The Graduate Center mourns the passing of Distinguished Professor Emeritus Morris Dickstein (English, Theatre and Performance, and Liberal Studies), renowned literary scholar, cultural historian, teacher, and public intellectual who died on March 23 at age 81. Lauded as “one of our best and most distinguished critics of American literature,” Dickstein was equally recognized for engaging the public beyond academia.

His scholarship ranged from contemporary literature and American studies to English Romantic poetry to film history. His books include Gates of Eden: American Culture in the Sixties, which was nominated for a National Book Critics Circle Award in criticism and selected as one of the best books of the year by The New York Times Book Review, and Dancing in the Dark: A Cultural History of the Great Depression, another finalist for the National Book Critics Circle Award in criticism and recipient of the Ambassador Book Award in American Studies from the English-Speaking Union. Among his other books are Double Agent: The Critic and Society; Leopards in the Temple: The Transformation of American Fiction, 1945-1970; A Mirror in the Roadway: Literature in the Real World; and his memoir, Why Not Say What Happened: A Sentimental Education.

He published widely in scholarly journals, served as contributing editor of The Partisan Review, for which he also wrote film criticism, and wrote for The New York Times Book Review, Times Literary Supplement, The American Scholar, Bookforum, The Nation, Dissent, and other publications

At The Graduate Center, Dickstein held faculty appointments in the Ph.D. programs in English and Theatre and Performance and the Liberal Studies master’s program.

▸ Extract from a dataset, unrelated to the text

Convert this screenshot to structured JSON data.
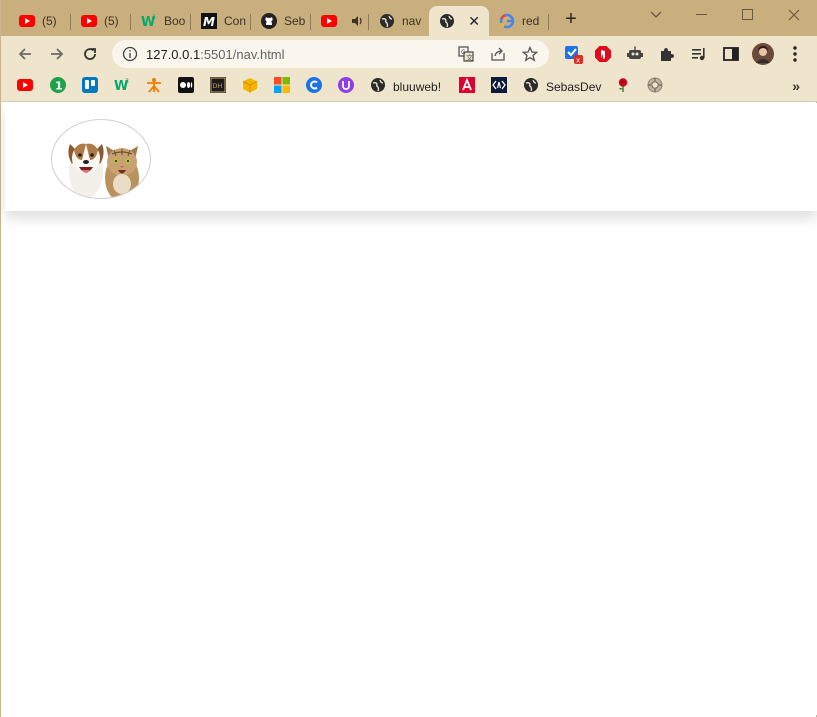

He taught courses in the Film Studies and American Studies Certificate programs. He founded The Graduate Center’s Center for the Humanities in 1993 and was a senior fellow of the Center for three years following his retirement in 2013. In his time at the Center, Professor Dickstein established the annual Irving Howe Lecture, generously endowed by Max Palevsky in memory of the literary critic, focusing on three of the subjects closest to Irving Howe’s heart: politics, Yiddish and Jewish culture, and the modern literary imagination; as well as the Stanley Burnshaw lecture, and hosted every other year by The Harry Ransom Center for Research in the Humanities at the University of Texas, Austin. He was, in addition, a member of the National Society of Film Critics and served on the board of the National Book Critics Circle, as vice-chair of the New York Council for the Humanities, and as president of the Association of Literary Scholars and Critics.

A native New Yorker, born in 1940, Dickstein studied at Columbia, the Jewish Theological Seminary, Cambridge, and Yale. He taught at Columbia University and Queens College.

Reflecting on his memoir, Dickstein said, “After quite a lot of critical and historical writing I wanted to do something more personal, to tap into a different part of the brain and write in a different voice — more evocative and less analytical, more narrative and less argumentative. And why not, since I’ve always thought of myself as a writer, not strictly a critic?”

The Graduate Center community extends sincerest sympathies to his family, colleagues, students, friends, and devoted readers.

-Story by Janis Ruden, The Graduate Center, CUNY